Dan Guilak // Sep 28th, 2015

This is my umpteenth attempt at launching a personal site with the hope that I'll actually write more. This time around, I've reduced the number of steps it takes for me to go from ideation to publication to optimize my chances of successful writing.

The previous version of this site was written in Jekyll, a well-known static site generator that integrates nicely with the free GitHub Pages.
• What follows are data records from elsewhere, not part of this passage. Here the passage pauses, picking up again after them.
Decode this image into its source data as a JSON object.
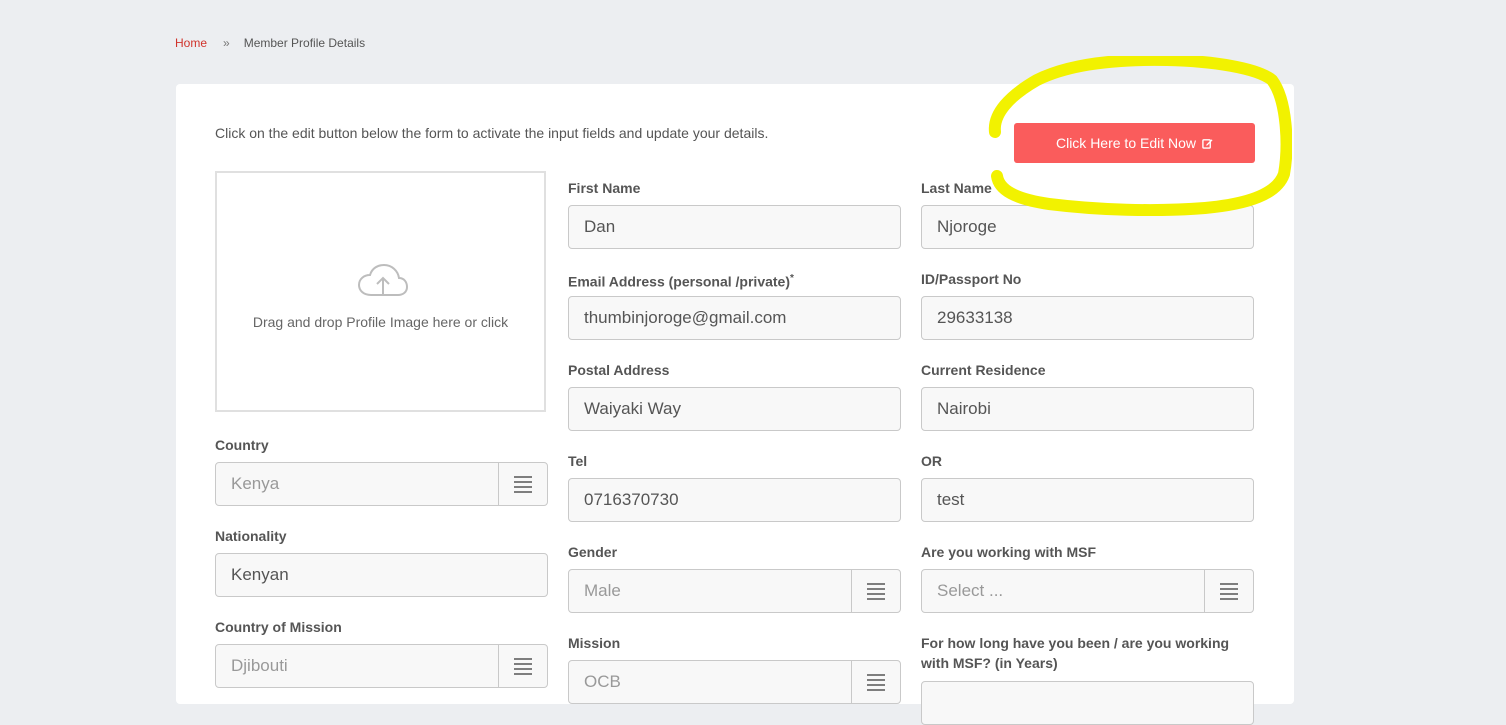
{
  "breadcrumb": {
    "home": "Home",
    "separator": "»",
    "current": "Member Profile Details"
  },
  "intro_text": "Click on the edit button below the form to activate the input fields and update your details.",
  "edit_button": {
    "label": "Click Here to Edit Now",
    "icon": "edit-icon",
    "color": "#fa5c5c"
  },
  "highlight_color": "#f2f200",
  "dropzone": {
    "icon": "cloud-upload-icon",
    "text": "Drag and drop Profile Image here or click"
  },
  "fields": {
    "first_name": {
      "label": "First Name",
      "value": "Dan"
    },
    "last_name": {
      "label": "Last Name",
      "value": "Njoroge"
    },
    "email": {
      "label": "Email Address (personal /private)",
      "required_mark": "*",
      "value": "thumbinjoroge@gmail.com"
    },
    "id_passport": {
      "label": "ID/Passport No",
      "value": "29633138"
    },
    "postal_address": {
      "label": "Postal Address",
      "value": "Waiyaki Way"
    },
    "current_residence": {
      "label": "Current Residence",
      "value": "Nairobi"
    },
    "tel": {
      "label": "Tel",
      "value": "0716370730"
    },
    "or": {
      "label": "OR",
      "value": "test"
    },
    "country": {
      "label": "Country",
      "value": "Kenya"
    },
    "nationality": {
      "label": "Nationality",
      "value": "Kenyan"
    },
    "gender": {
      "label": "Gender",
      "value": "Male"
    },
    "working_msf": {
      "label": "Are you working with MSF",
      "placeholder": "Select ..."
    },
    "country_of_mission": {
      "label": "Country of Mission",
      "value": "Djibouti"
    },
    "mission": {
      "label": "Mission",
      "value": "OCB"
    },
    "msf_years": {
      "label_line1": "For how long have you been / are you working",
      "label_line2": "with MSF? (in Years)"
    }
  }
}
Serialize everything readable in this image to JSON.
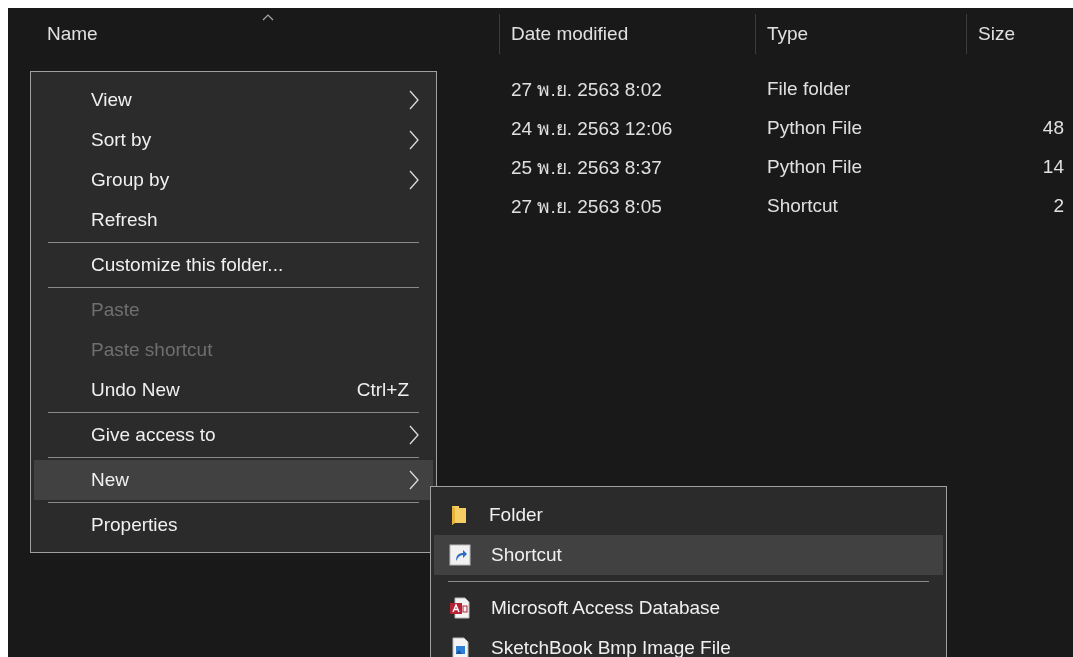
{
  "header": {
    "columns": [
      {
        "label": "Name",
        "sorted": true
      },
      {
        "label": "Date modified",
        "sorted": false
      },
      {
        "label": "Type",
        "sorted": false
      },
      {
        "label": "Size",
        "sorted": false
      }
    ]
  },
  "rows": [
    {
      "date": "27 พ.ย. 2563 8:02",
      "type": "File folder",
      "size": ""
    },
    {
      "date": "24 พ.ย. 2563 12:06",
      "type": "Python File",
      "size": "48"
    },
    {
      "date": "25 พ.ย. 2563 8:37",
      "type": "Python File",
      "size": "14"
    },
    {
      "date": "27 พ.ย. 2563 8:05",
      "type": "Shortcut",
      "size": "2"
    }
  ],
  "context_menu": {
    "items": [
      {
        "kind": "item",
        "label": "View",
        "submenu": true,
        "disabled": false,
        "selected": false
      },
      {
        "kind": "item",
        "label": "Sort by",
        "submenu": true,
        "disabled": false,
        "selected": false
      },
      {
        "kind": "item",
        "label": "Group by",
        "submenu": true,
        "disabled": false,
        "selected": false
      },
      {
        "kind": "item",
        "label": "Refresh",
        "submenu": false,
        "disabled": false,
        "selected": false
      },
      {
        "kind": "separator"
      },
      {
        "kind": "item",
        "label": "Customize this folder...",
        "submenu": false,
        "disabled": false,
        "selected": false
      },
      {
        "kind": "separator"
      },
      {
        "kind": "item",
        "label": "Paste",
        "submenu": false,
        "disabled": true,
        "selected": false
      },
      {
        "kind": "item",
        "label": "Paste shortcut",
        "submenu": false,
        "disabled": true,
        "selected": false
      },
      {
        "kind": "item",
        "label": "Undo New",
        "shortcut": "Ctrl+Z",
        "submenu": false,
        "disabled": false,
        "selected": false
      },
      {
        "kind": "separator"
      },
      {
        "kind": "item",
        "label": "Give access to",
        "submenu": true,
        "disabled": false,
        "selected": false
      },
      {
        "kind": "separator"
      },
      {
        "kind": "item",
        "label": "New",
        "submenu": true,
        "disabled": false,
        "selected": true
      },
      {
        "kind": "separator"
      },
      {
        "kind": "item",
        "label": "Properties",
        "submenu": false,
        "disabled": false,
        "selected": false
      }
    ]
  },
  "new_submenu": {
    "items": [
      {
        "kind": "folder",
        "label": "Folder",
        "selected": false
      },
      {
        "kind": "shortcut",
        "label": "Shortcut",
        "selected": true
      },
      {
        "kind": "separator"
      },
      {
        "kind": "database",
        "label": "Microsoft Access Database",
        "selected": false
      },
      {
        "kind": "image",
        "label": "SketchBook Bmp Image File",
        "selected": false
      }
    ]
  }
}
My Jekyll blog-post process (successfully completed a whopping one time) looked like this1:

  1. Begin sketching some ideas out on Evernote, a Moleskine notebook, or a napkin.
  2. Find my way to a computer (inspiration almost never hits when you're actually ready for it, I've found)
  3. Realize I don't have my blog repo cloned on my work computer.
  4. Clone my blog repo on my work computer.
  5. Remember the Jekyll command for creating a new post.
  6. Realize I don't have Jekyll installed.
  7. Setup RVM again.
  8. Install Jekyll.
  9. Jekyll's broken for some reason.
  10. Fix Jekyll.
  11. Start a new post.
  12. Download a Markdown client to see what I'm writing in real-time.
  13. Write.
  14. Test locally.
  15. Commit and push.
  16. Wait around ten minutes for changes to propagate up to GitHub Pages.

This new version is running on Ghost, a fuller-featured blog publishing platform that provides a dashboard and web editor. My blog post process looks like this:

  1. Begin sketching some ideas out on Evernote, a Moleskine notebook, some napkin, or in the Ghost dashboard on my phone.
  2. Write, edit, write, edit.
  3. Click "Publish".

There are fewer steps from ideation to publication — fewer opportunities to tell myself that I can "set this up later" or "I've done enough for today."

However, I am now paying (a measly $5/month2) for hosting since I can no longer host for free on GitHub Pages. I'm hoping the financial investment will provide more impetus for me to write!

  1. Okay, okay, I'm hyperbolizing a little bit. But each of these things has happened to me at different times I decided I would write a new blog post, I promise.

  2. I set up a DigitalOcean droplet (invite link if you're feeling charitable!) and followed these instructions to get Ghost up and running in about ten minutes.)